All that put together, and you can how smooth the above video is.  Not all the meshes from the Belle II detector are finished combining, so I just threw in the Electromagnetic Calorimeter for that video.  The framerate never dropped below 50FPS.  I’m pretty proud of that.

Oh, and I put Lucas Freeman’s (mostly complete) Cube model in the project too, so that vastly improves the aesthetic quality.


Cyclorama Update

We’ve made significant progress recently figuring out how to render video for the Cyclorama, getting Unity working with it, and streaming video in.

Rather than expound on what we’ve learned here, I will refer you to the two new documents I posted to the ICATDrive.  One is one the pipeline for rendering from Maya to the Cyclorama, and the other describes the details of the various types of input for the Cyclorama (e.g. video, image sequences, and streamed video).  If you’re interested in using the Cyclorama, please refer to these documents for information on how to get started on getting your content ready to be played!

We’ve also been testing out a lot of content and a LOT of people have been through to look at it.  Yesterday we brought through two classes from Graphic Design (students from the classes of Katie Meaney and Patrick Finley) with the intention that they will spend some class time making projects for the Cyclorama.  They were enthusiastic about the possibilities, and we’re excited to see what they might come up with!

Graphic Design Students Visit Cyclorama 8/31/2016
Graphic Design Students Visit Cyclorama 8/31/2016
Graphic Design Students Visit Cyclorama 8/31/2016
Graphic Design Students Visit Cyclorama 8/31/2016

Particle Physics Simulation Update

The particle physics simulation project is coming along quite nicely!  We have the vast majority of the Belle II model imported into Unity and looking good now.  There’s still plenty to work on, but check out how it looks as of right now:

Dr. Leo Piilonen has been extremely helpful in working to produce FBX files for the Belle II model rather than VRML files, and Jesse Barber, a physics undergraduate, has been working closely with me to get the model looking great.

Some of the things on my immediate to-do list:

  • Finish importing Belle II (passive EKLM)
  • Make another scale slider for scaling the Belle II without also repositioning it relative to the viewer
  • Fix the opacity slider bug that I’m getting sometimes
  • Fix the particle trails so that when the Belle II is moved they don’t generate trails for that movement itself and stay consistent within the Belle II model
  • Try to improve the framerate when the entire Belle II is displayed

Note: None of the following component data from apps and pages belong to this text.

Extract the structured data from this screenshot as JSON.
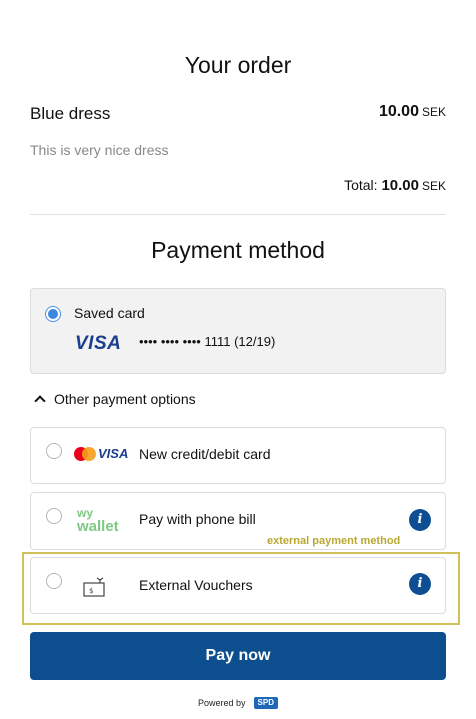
{
  "order": {
    "title": "Your order",
    "item_name": "Blue dress",
    "item_price": "10.00",
    "currency": "SEK",
    "item_description": "This is very nice dress",
    "total_label": "Total:",
    "total_value": "10.00",
    "total_currency": "SEK"
  },
  "payment": {
    "title": "Payment method",
    "saved_card": {
      "label": "Saved card",
      "brand": "VISA",
      "masked_number": "•••• •••• •••• 1111 (12/19)"
    },
    "other_toggle_label": "Other payment options",
    "options": [
      {
        "label": "New credit/debit card",
        "logo": "VISA"
      },
      {
        "label": "Pay with phone bill",
        "logo_line1": "wy",
        "logo_line2": "wallet"
      },
      {
        "label": "External Vouchers"
      }
    ],
    "info_glyph": "i"
  },
  "annotation": {
    "label": "external payment method",
    "color": "#b8a832"
  },
  "pay_button_label": "Pay now",
  "footer": {
    "powered_by": "Powered by",
    "logo_text": "SPD"
  },
  "colors": {
    "primary": "#0d4e8f",
    "radio_selected": "#3b86e0",
    "visa_blue": "#1a3e8c",
    "wywallet_green": "#7fc882"
  }
}
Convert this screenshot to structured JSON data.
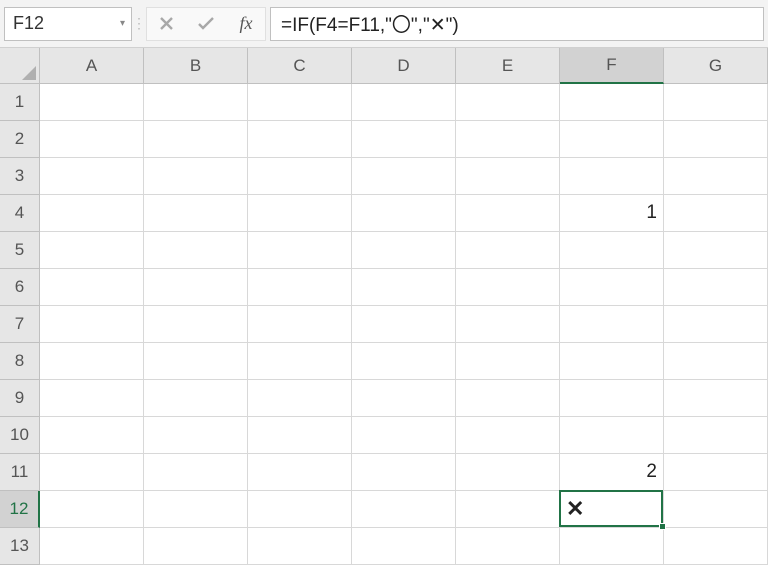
{
  "nameBox": {
    "value": "F12"
  },
  "formulaBar": {
    "content": "=IF(F4=F11,\"〇\",\"✕\")"
  },
  "columns": [
    "A",
    "B",
    "C",
    "D",
    "E",
    "F",
    "G"
  ],
  "rows": [
    "1",
    "2",
    "3",
    "4",
    "5",
    "6",
    "7",
    "8",
    "9",
    "10",
    "11",
    "12",
    "13"
  ],
  "selectedColumn": "F",
  "selectedRow": "12",
  "cells": {
    "F4": "1",
    "F11": "2",
    "F12": "✕"
  },
  "icons": {
    "cancel": "✕",
    "enter": "✓",
    "fx": "fx",
    "dropdown": "▾"
  }
}
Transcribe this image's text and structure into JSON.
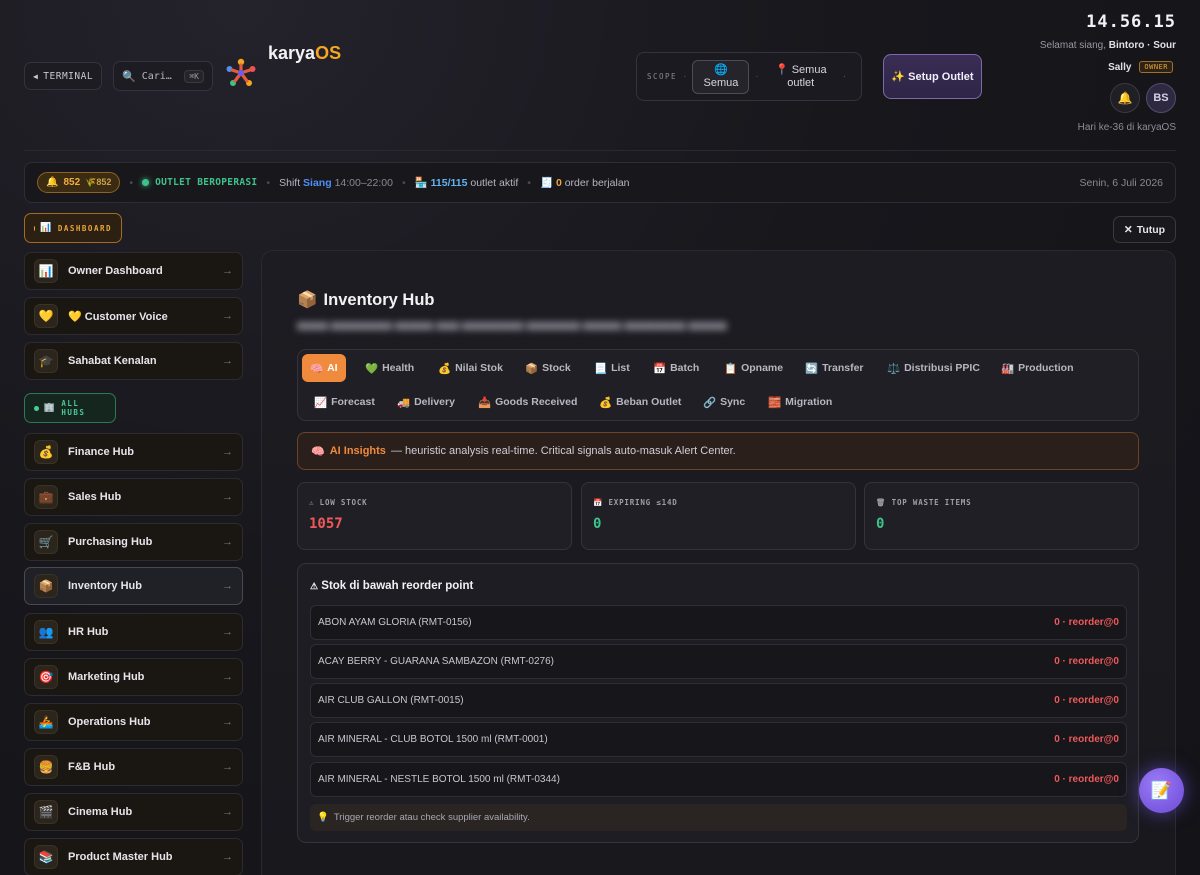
{
  "header": {
    "terminal_label": "TERMINAL",
    "search_placeholder": "Cari…",
    "search_shortcut": "⌘K",
    "brand_main": "karya",
    "brand_accent": "OS",
    "scope_label": "SCOPE",
    "scope_options": [
      {
        "icon": "globe-icon",
        "label": "Semua"
      },
      {
        "icon": "pin-icon",
        "label": "Semua outlet"
      }
    ],
    "setup_button": "✨ Setup Outlet",
    "clock": "14.56.15",
    "greeting_prefix": "Selamat siang,",
    "greeting_name": "Bintoro · Sour",
    "user_name": "Sally",
    "user_role": "OWNER",
    "avatar_initials": "BS",
    "day_count": "Hari ke-36 di karyaOS"
  },
  "status_bar": {
    "alert_count": "852",
    "alert_sub": "852",
    "operating": "OUTLET BEROPERASI",
    "shift_prefix": "Shift",
    "shift_name": "Siang",
    "shift_time": "14:00–22:00",
    "outlet_count": "115/115",
    "outlet_suffix": "outlet aktif",
    "orders_count": "0",
    "orders_suffix": "order berjalan",
    "date": "Senin, 6 Juli 2026"
  },
  "sidebar": {
    "dashboard_chip": "DASHBOARD",
    "dashboard_items": [
      {
        "icon": "📊",
        "label": "Owner Dashboard"
      },
      {
        "icon": "💛",
        "label": "💛 Customer Voice"
      },
      {
        "icon": "🎓",
        "label": "Sahabat Kenalan"
      }
    ],
    "hubs_chip": "ALL HUBS",
    "hub_items": [
      {
        "icon": "💰",
        "label": "Finance Hub"
      },
      {
        "icon": "💼",
        "label": "Sales Hub"
      },
      {
        "icon": "🛒",
        "label": "Purchasing Hub"
      },
      {
        "icon": "📦",
        "label": "Inventory Hub"
      },
      {
        "icon": "👥",
        "label": "HR Hub"
      },
      {
        "icon": "🎯",
        "label": "Marketing Hub"
      },
      {
        "icon": "🚣",
        "label": "Operations Hub"
      },
      {
        "icon": "🍔",
        "label": "F&B Hub"
      },
      {
        "icon": "🎬",
        "label": "Cinema Hub"
      },
      {
        "icon": "📚",
        "label": "Product Master Hub"
      }
    ]
  },
  "main": {
    "close_label": "Tutup",
    "title": "Inventory Hub",
    "tabs": [
      {
        "icon": "🧠",
        "label": "AI"
      },
      {
        "icon": "💚",
        "label": "Health"
      },
      {
        "icon": "💰",
        "label": "Nilai Stok"
      },
      {
        "icon": "📦",
        "label": "Stock"
      },
      {
        "icon": "📃",
        "label": "List"
      },
      {
        "icon": "📅",
        "label": "Batch"
      },
      {
        "icon": "📋",
        "label": "Opname"
      },
      {
        "icon": "🔄",
        "label": "Transfer"
      },
      {
        "icon": "⚖️",
        "label": "Distribusi PPIC"
      },
      {
        "icon": "🏭",
        "label": "Production"
      },
      {
        "icon": "📈",
        "label": "Forecast"
      },
      {
        "icon": "🚚",
        "label": "Delivery"
      },
      {
        "icon": "📥",
        "label": "Goods Received"
      },
      {
        "icon": "💰",
        "label": "Beban Outlet"
      },
      {
        "icon": "🔗",
        "label": "Sync"
      },
      {
        "icon": "🧱",
        "label": "Migration"
      }
    ],
    "insight_label": "AI Insights",
    "insight_text": "— heuristic analysis real-time. Critical signals auto-masuk Alert Center.",
    "stats": [
      {
        "icon": "⚠",
        "label": "LOW STOCK",
        "value": "1057"
      },
      {
        "icon": "📅",
        "label": "EXPIRING ≤14D",
        "value": "0"
      },
      {
        "icon": "🗑",
        "label": "TOP WASTE ITEMS",
        "value": "0"
      }
    ],
    "reorder_title": "Stok di bawah reorder point",
    "reorder_rows": [
      {
        "name": "ABON AYAM GLORIA (RMT-0156)",
        "value": "0 · reorder@0"
      },
      {
        "name": "ACAY BERRY - GUARANA SAMBAZON (RMT-0276)",
        "value": "0 · reorder@0"
      },
      {
        "name": "AIR CLUB GALLON (RMT-0015)",
        "value": "0 · reorder@0"
      },
      {
        "name": "AIR MINERAL - CLUB BOTOL 1500 ml (RMT-0001)",
        "value": "0 · reorder@0"
      },
      {
        "name": "AIR MINERAL - NESTLE BOTOL 1500 ml (RMT-0344)",
        "value": "0 · reorder@0"
      }
    ],
    "hint": "Trigger reorder atau check supplier availability."
  },
  "colors": {
    "accent_orange": "#f08a3c",
    "brand_os": "#f6a623",
    "status_green": "#3ec28a",
    "alert_red": "#f0595a"
  }
}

Stepping into the past through visualization: Exploring America’s Forgotten War

Our history visualization team is on the ground in France.

This project has been made possible with generous support from an ICAT SEAD grant.

Our team from TLOS, the School of Education, Department of History, School of Visual Arts, Mining an Minerals Engineering, together with our partners at Arkemine and the Friends of Vauquois Association have begun our comprehensive survey of the Butte de Vauquois, near Verdun, France.


Follow us on Twitter at: https://twitter.com/historyviz


The Cube now has another amazing new feature: the Cyclorama!  We finished installing it last week.  The Cyclorama is a massive cylindrical projection screen for immersive experiences.  At roughly 40′ in diameter and 16′ tall, it can accommodate a maximum of 60 people and allows the projection to fill your entire field of vision from any where you stand.  Check out this timelapse video of the construction, which took almost 4 days:

A huge thanks goes to the Moss Arts Center production crew, who did all the hard work of actually building the thing!

It is operational and we’re starting to get the hang of how to use it.  We’ve had to readjust the motion capture camera arrangement so that we can capture both inside and outside.  I’ll put up some more posts in the coming days with details about the new motion capture setup, how to use it, etc.